WHAT NEEDS TO BE DONE:
Pull out every line from the listing that has the word "rate".

EXERCISE MATERIALS:

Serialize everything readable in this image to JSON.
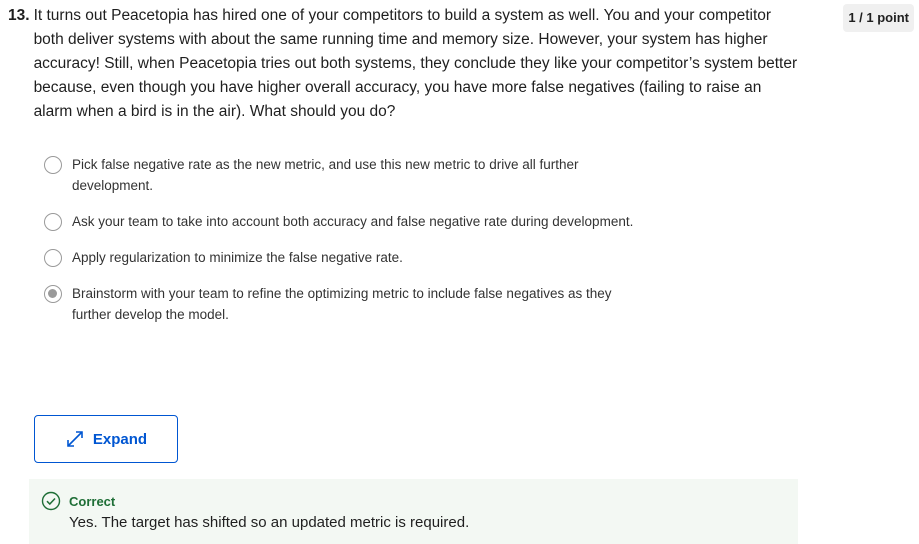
{
  "question": {
    "number": "13.",
    "text": "It turns out Peacetopia has hired one of your competitors to build a system as well. You and your competitor both deliver systems with about the same running time and memory size. However, your system has higher accuracy! Still, when Peacetopia tries out both systems, they conclude they like your competitor’s system better because, even though you have higher overall accuracy, you have more false negatives (failing to raise an alarm when a bird is in the air). What should you do?",
    "points": "1 / 1 point"
  },
  "options": [
    {
      "label": "Pick false negative rate as the new metric, and use this new metric to drive all further development.",
      "selected": false
    },
    {
      "label": "Ask your team to take into account both accuracy and false negative rate during development.",
      "selected": false
    },
    {
      "label": "Apply regularization to minimize the false negative rate.",
      "selected": false
    },
    {
      "label": "Brainstorm with your team to refine the optimizing metric to include false negatives as they further develop the model.",
      "selected": true
    }
  ],
  "expand_button": {
    "label": "Expand",
    "icon": "expand-arrows-icon"
  },
  "feedback": {
    "title": "Correct",
    "text": "Yes. The target has shifted so an updated metric is required.",
    "icon": "check-circle-icon",
    "color": "#1e6e36"
  },
  "colors": {
    "accent": "#0056d2",
    "success": "#1e6e36",
    "feedback_bg": "#f3f8f3"
  }
}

RESULT BELOW:
      "label": "Pick false negative rate as the new metric, and use this new metric to drive all further development.",
      "label": "Ask your team to take into account both accuracy and false negative rate during development.",
      "label": "Apply regularization to minimize the false negative rate.",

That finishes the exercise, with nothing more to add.